- Opening Delimiter -

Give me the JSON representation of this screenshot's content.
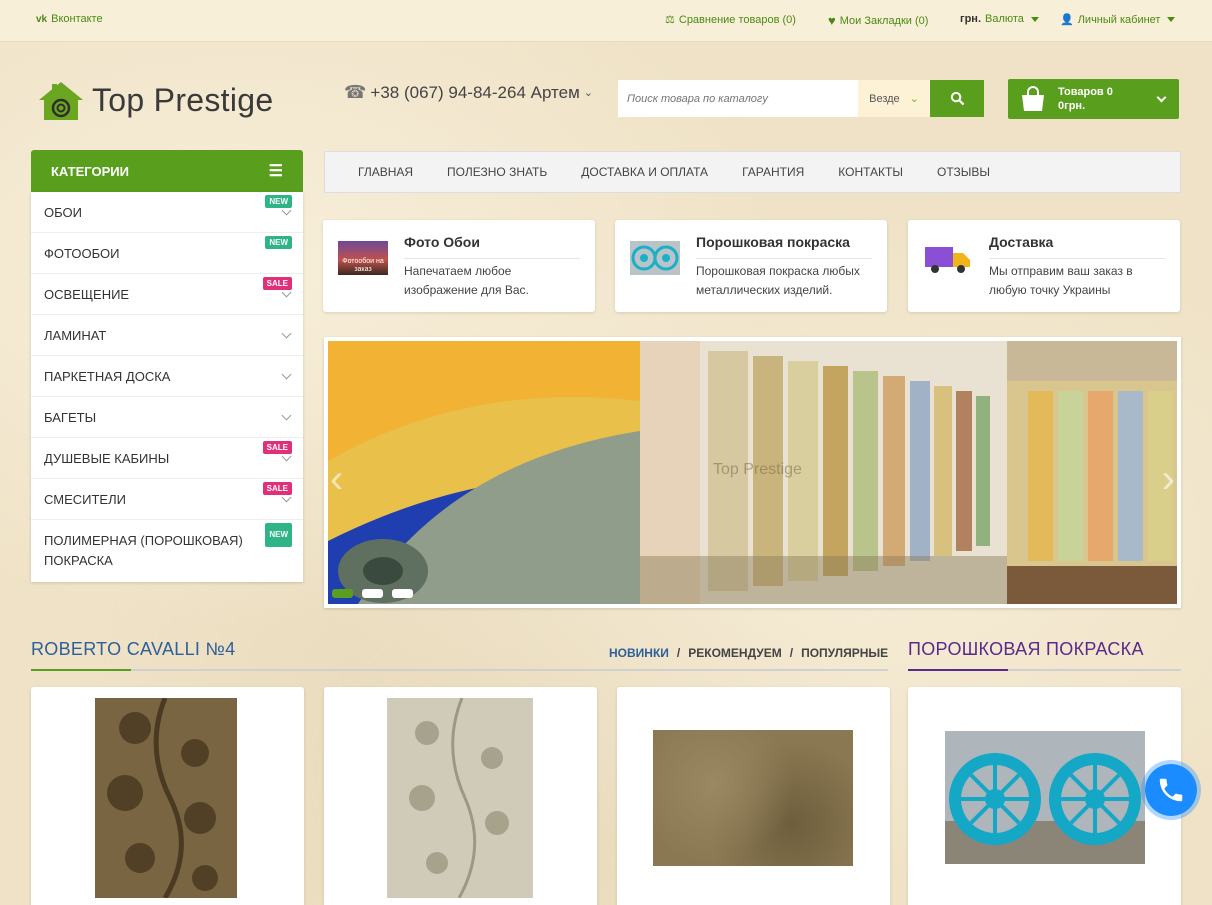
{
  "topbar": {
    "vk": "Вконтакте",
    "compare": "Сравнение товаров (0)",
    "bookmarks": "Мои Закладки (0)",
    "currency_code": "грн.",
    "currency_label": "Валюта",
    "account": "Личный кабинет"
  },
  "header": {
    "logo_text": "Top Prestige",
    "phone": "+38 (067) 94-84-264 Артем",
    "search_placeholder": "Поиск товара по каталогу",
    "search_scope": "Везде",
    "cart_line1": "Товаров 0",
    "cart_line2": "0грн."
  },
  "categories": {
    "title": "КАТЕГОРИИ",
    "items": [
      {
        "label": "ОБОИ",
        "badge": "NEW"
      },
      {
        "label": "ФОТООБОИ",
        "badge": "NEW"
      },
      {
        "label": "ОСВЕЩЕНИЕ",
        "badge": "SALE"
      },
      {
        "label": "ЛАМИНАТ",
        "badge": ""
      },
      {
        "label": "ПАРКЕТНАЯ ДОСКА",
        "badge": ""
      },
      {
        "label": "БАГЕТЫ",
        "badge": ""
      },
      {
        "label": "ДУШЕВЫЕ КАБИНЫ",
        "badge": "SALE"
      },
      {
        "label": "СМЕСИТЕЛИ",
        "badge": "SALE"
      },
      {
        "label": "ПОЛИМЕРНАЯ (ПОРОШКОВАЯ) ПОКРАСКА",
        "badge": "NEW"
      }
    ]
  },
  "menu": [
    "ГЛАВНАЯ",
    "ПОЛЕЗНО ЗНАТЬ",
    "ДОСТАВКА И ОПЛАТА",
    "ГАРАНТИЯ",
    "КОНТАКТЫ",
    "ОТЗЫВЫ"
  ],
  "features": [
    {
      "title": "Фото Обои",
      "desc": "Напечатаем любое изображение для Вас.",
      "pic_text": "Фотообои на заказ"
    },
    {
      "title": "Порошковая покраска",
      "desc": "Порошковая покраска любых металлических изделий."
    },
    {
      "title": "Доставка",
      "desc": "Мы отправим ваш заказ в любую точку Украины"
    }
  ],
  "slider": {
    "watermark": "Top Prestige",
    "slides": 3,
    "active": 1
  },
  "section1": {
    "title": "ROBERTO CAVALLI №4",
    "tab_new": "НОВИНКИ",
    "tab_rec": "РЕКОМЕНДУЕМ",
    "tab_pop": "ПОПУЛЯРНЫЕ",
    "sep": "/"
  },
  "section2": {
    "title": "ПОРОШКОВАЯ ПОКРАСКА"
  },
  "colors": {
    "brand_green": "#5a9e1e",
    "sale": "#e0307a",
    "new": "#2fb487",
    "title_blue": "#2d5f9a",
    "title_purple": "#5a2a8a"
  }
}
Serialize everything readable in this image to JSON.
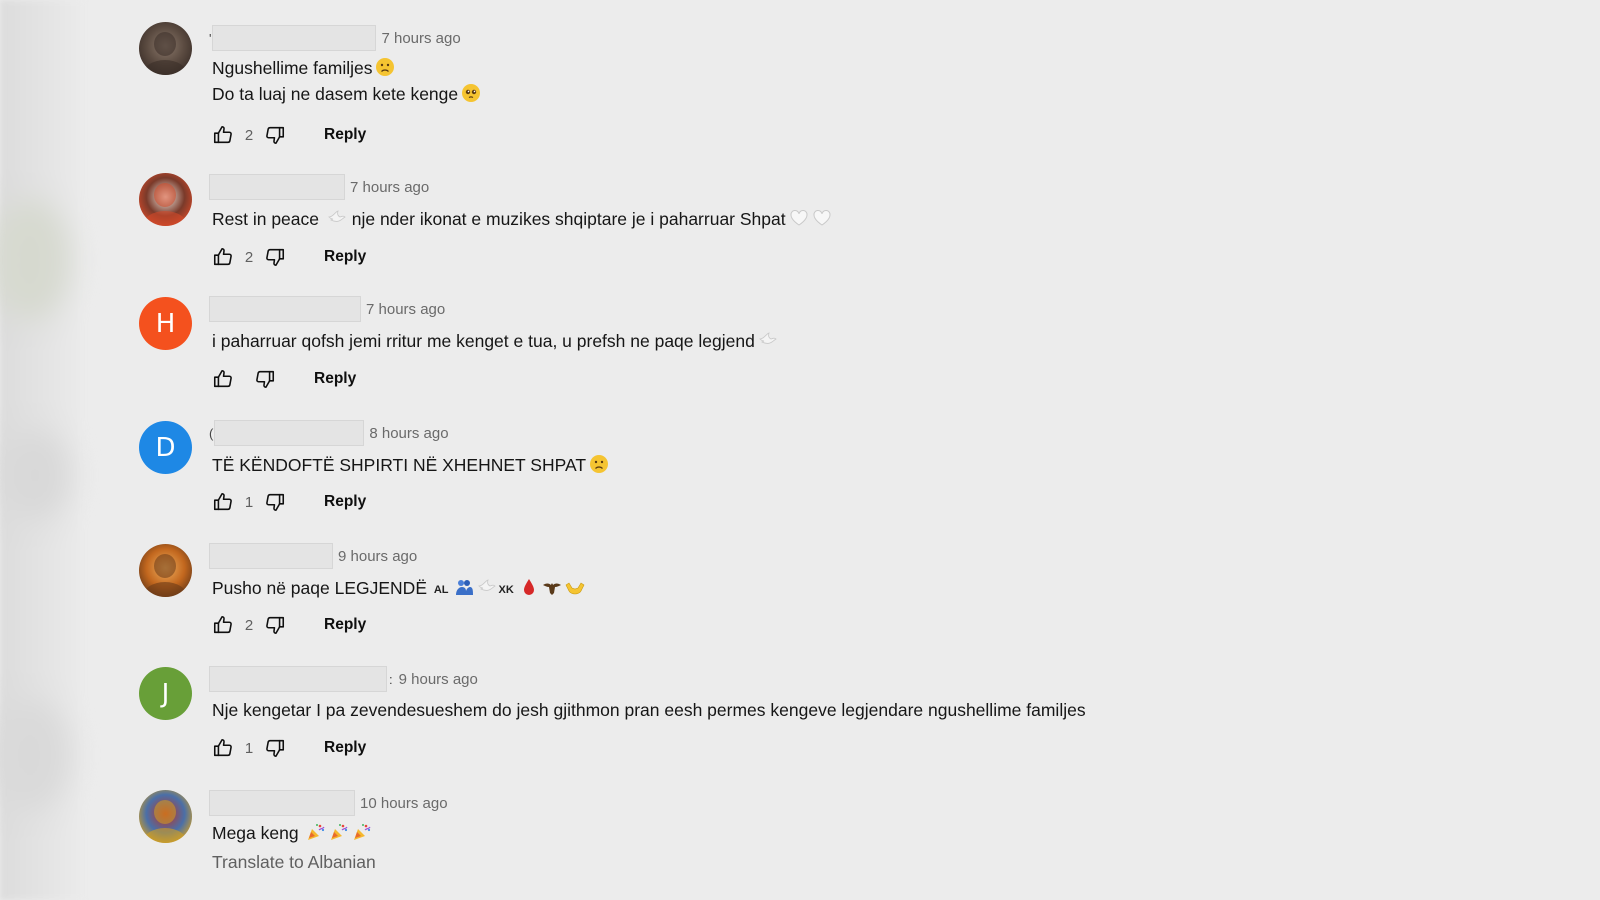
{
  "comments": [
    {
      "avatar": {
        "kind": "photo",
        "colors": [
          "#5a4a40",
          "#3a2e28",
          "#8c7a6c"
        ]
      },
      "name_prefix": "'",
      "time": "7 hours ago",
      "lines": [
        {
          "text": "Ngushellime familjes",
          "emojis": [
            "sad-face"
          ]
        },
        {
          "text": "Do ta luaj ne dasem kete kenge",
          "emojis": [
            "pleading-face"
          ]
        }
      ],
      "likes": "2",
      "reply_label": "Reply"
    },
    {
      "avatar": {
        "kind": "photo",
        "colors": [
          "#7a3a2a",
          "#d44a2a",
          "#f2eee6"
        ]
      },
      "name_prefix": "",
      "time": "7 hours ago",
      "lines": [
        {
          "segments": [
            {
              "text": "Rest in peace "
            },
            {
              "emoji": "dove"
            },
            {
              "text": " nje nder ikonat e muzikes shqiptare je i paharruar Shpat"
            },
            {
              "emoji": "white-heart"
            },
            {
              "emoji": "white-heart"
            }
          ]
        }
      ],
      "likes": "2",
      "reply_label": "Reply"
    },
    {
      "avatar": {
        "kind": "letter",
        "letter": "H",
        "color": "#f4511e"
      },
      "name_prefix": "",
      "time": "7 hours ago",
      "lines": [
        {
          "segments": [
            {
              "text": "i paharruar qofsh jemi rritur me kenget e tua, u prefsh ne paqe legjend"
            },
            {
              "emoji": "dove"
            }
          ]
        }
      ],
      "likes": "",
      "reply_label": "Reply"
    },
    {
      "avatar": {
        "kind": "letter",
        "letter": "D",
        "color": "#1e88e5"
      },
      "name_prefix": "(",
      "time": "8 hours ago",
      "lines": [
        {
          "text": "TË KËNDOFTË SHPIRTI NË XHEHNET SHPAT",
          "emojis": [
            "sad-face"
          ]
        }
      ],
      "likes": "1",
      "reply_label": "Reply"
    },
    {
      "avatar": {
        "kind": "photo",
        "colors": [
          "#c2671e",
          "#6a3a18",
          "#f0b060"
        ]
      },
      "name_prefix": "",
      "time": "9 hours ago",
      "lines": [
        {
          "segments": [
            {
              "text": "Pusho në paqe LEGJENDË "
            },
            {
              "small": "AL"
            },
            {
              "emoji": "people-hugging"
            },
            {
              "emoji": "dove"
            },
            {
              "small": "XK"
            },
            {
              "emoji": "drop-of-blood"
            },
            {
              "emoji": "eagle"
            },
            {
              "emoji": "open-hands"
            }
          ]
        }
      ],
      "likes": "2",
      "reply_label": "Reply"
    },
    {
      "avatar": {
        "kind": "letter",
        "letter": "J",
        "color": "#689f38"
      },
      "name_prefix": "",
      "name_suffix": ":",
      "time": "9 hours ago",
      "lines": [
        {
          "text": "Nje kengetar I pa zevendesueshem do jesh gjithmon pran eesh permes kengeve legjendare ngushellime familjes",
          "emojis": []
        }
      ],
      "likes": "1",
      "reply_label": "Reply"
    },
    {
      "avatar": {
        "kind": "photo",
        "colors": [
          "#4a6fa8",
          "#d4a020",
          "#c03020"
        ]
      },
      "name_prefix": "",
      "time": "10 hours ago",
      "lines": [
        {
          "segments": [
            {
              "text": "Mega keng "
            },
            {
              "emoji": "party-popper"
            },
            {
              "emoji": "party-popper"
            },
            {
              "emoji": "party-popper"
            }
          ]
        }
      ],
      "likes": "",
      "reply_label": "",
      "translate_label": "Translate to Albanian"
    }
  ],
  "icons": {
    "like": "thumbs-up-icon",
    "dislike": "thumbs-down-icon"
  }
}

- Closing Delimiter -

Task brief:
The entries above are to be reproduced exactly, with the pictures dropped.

Solution to this task:
Give me the JSON representation of this screenshot's content.
{
  "topbar": {
    "vk": "Вконтакте",
    "compare": "Сравнение товаров (0)",
    "bookmarks": "Мои Закладки (0)",
    "currency_code": "грн.",
    "currency_label": "Валюта",
    "account": "Личный кабинет"
  },
  "header": {
    "logo_text": "Top Prestige",
    "phone": "+38 (067) 94-84-264 Артем",
    "search_placeholder": "Поиск товара по каталогу",
    "search_scope": "Везде",
    "cart_line1": "Товаров 0",
    "cart_line2": "0грн."
  },
  "categories": {
    "title": "КАТЕГОРИИ",
    "items": [
      {
        "label": "ОБОИ",
        "badge": "NEW"
      },
      {
        "label": "ФОТООБОИ",
        "badge": "NEW"
      },
      {
        "label": "ОСВЕЩЕНИЕ",
        "badge": "SALE"
      },
      {
        "label": "ЛАМИНАТ",
        "badge": ""
      },
      {
        "label": "ПАРКЕТНАЯ ДОСКА",
        "badge": ""
      },
      {
        "label": "БАГЕТЫ",
        "badge": ""
      },
      {
        "label": "ДУШЕВЫЕ КАБИНЫ",
        "badge": "SALE"
      },
      {
        "label": "СМЕСИТЕЛИ",
        "badge": "SALE"
      },
      {
        "label": "ПОЛИМЕРНАЯ (ПОРОШКОВАЯ) ПОКРАСКА",
        "badge": "NEW"
      }
    ]
  },
  "menu": [
    "ГЛАВНАЯ",
    "ПОЛЕЗНО ЗНАТЬ",
    "ДОСТАВКА И ОПЛАТА",
    "ГАРАНТИЯ",
    "КОНТАКТЫ",
    "ОТЗЫВЫ"
  ],
  "features": [
    {
      "title": "Фото Обои",
      "desc": "Напечатаем любое изображение для Вас.",
      "pic_text": "Фотообои на заказ"
    },
    {
      "title": "Порошковая покраска",
      "desc": "Порошковая покраска любых металлических изделий."
    },
    {
      "title": "Доставка",
      "desc": "Мы отправим ваш заказ в любую точку Украины"
    }
  ],
  "slider": {
    "watermark": "Top Prestige",
    "slides": 3,
    "active": 1
  },
  "section1": {
    "title": "ROBERTO CAVALLI №4",
    "tab_new": "НОВИНКИ",
    "tab_rec": "РЕКОМЕНДУЕМ",
    "tab_pop": "ПОПУЛЯРНЫЕ",
    "sep": "/"
  },
  "section2": {
    "title": "ПОРОШКОВАЯ ПОКРАСКА"
  },
  "colors": {
    "brand_green": "#5a9e1e",
    "sale": "#e0307a",
    "new": "#2fb487",
    "title_blue": "#2d5f9a",
    "title_purple": "#5a2a8a"
  }
}
Serialize everything readable in this image to JSON.
{
  "comments": [
    {
      "avatar": {
        "kind": "photo",
        "colors": [
          "#5a4a40",
          "#3a2e28",
          "#8c7a6c"
        ]
      },
      "name_prefix": "'",
      "time": "7 hours ago",
      "lines": [
        {
          "text": "Ngushellime familjes",
          "emojis": [
            "sad-face"
          ]
        },
        {
          "text": "Do ta luaj ne dasem kete kenge",
          "emojis": [
            "pleading-face"
          ]
        }
      ],
      "likes": "2",
      "reply_label": "Reply"
    },
    {
      "avatar": {
        "kind": "photo",
        "colors": [
          "#7a3a2a",
          "#d44a2a",
          "#f2eee6"
        ]
      },
      "name_prefix": "",
      "time": "7 hours ago",
      "lines": [
        {
          "segments": [
            {
              "text": "Rest in peace "
            },
            {
              "emoji": "dove"
            },
            {
              "text": " nje nder ikonat e muzikes shqiptare je i paharruar Shpat"
            },
            {
              "emoji": "white-heart"
            },
            {
              "emoji": "white-heart"
            }
          ]
        }
      ],
      "likes": "2",
      "reply_label": "Reply"
    },
    {
      "avatar": {
        "kind": "letter",
        "letter": "H",
        "color": "#f4511e"
      },
      "name_prefix": "",
      "time": "7 hours ago",
      "lines": [
        {
          "segments": [
            {
              "text": "i paharruar qofsh jemi rritur me kenget e tua, u prefsh ne paqe legjend"
            },
            {
              "emoji": "dove"
            }
          ]
        }
      ],
      "likes": "",
      "reply_label": "Reply"
    },
    {
      "avatar": {
        "kind": "letter",
        "letter": "D",
        "color": "#1e88e5"
      },
      "name_prefix": "(",
      "time": "8 hours ago",
      "lines": [
        {
          "text": "TË KËNDOFTË SHPIRTI NË XHEHNET SHPAT",
          "emojis": [
            "sad-face"
          ]
        }
      ],
      "likes": "1",
      "reply_label": "Reply"
    },
    {
      "avatar": {
        "kind": "photo",
        "colors": [
          "#c2671e",
          "#6a3a18",
          "#f0b060"
        ]
      },
      "name_prefix": "",
      "time": "9 hours ago",
      "lines": [
        {
          "segments": [
            {
              "text": "Pusho në paqe LEGJENDË "
            },
            {
              "small": "AL"
            },
            {
              "emoji": "people-hugging"
            },
            {
              "emoji": "dove"
            },
            {
              "small": "XK"
            },
            {
              "emoji": "drop-of-blood"
            },
            {
              "emoji": "eagle"
            },
            {
              "emoji": "open-hands"
            }
          ]
        }
      ],
      "likes": "2",
      "reply_label": "Reply"
    },
    {
      "avatar": {
        "kind": "letter",
        "letter": "J",
        "color": "#689f38"
      },
      "name_prefix": "",
      "name_suffix": ":",
      "time": "9 hours ago",
      "lines": [
        {
          "text": "Nje kengetar I pa zevendesueshem do jesh gjithmon pran eesh permes kengeve legjendare ngushellime familjes",
          "emojis": []
        }
      ],
      "likes": "1",
      "reply_label": "Reply"
    },
    {
      "avatar": {
        "kind": "photo",
        "colors": [
          "#4a6fa8",
          "#d4a020",
          "#c03020"
        ]
      },
      "name_prefix": "",
      "time": "10 hours ago",
      "lines": [
        {
          "segments": [
            {
              "text": "Mega keng "
            },
            {
              "emoji": "party-popper"
            },
            {
              "emoji": "party-popper"
            },
            {
              "emoji": "party-popper"
            }
          ]
        }
      ],
      "likes": "",
      "reply_label": "",
      "translate_label": "Translate to Albanian"
    }
  ],
  "icons": {
    "like": "thumbs-up-icon",
    "dislike": "thumbs-down-icon"
  }
}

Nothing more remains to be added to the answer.